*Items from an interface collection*

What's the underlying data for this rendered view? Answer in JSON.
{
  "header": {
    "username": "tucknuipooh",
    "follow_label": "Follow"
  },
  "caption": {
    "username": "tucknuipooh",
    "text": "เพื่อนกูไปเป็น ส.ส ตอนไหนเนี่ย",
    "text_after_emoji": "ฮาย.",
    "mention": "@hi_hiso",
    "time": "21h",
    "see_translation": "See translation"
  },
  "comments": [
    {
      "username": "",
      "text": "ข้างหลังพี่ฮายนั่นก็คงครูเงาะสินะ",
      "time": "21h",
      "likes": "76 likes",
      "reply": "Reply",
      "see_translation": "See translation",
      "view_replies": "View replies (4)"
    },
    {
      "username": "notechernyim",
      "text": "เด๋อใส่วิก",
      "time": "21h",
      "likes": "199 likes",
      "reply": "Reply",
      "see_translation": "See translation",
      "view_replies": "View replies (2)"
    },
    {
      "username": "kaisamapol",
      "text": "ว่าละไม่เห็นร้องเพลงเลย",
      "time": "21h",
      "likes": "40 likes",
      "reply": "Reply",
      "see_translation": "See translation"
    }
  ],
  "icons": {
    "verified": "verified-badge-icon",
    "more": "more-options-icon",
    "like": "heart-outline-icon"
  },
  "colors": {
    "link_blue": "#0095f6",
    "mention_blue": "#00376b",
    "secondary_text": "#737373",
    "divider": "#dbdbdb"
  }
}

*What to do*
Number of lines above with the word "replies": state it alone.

*Result of the task*
2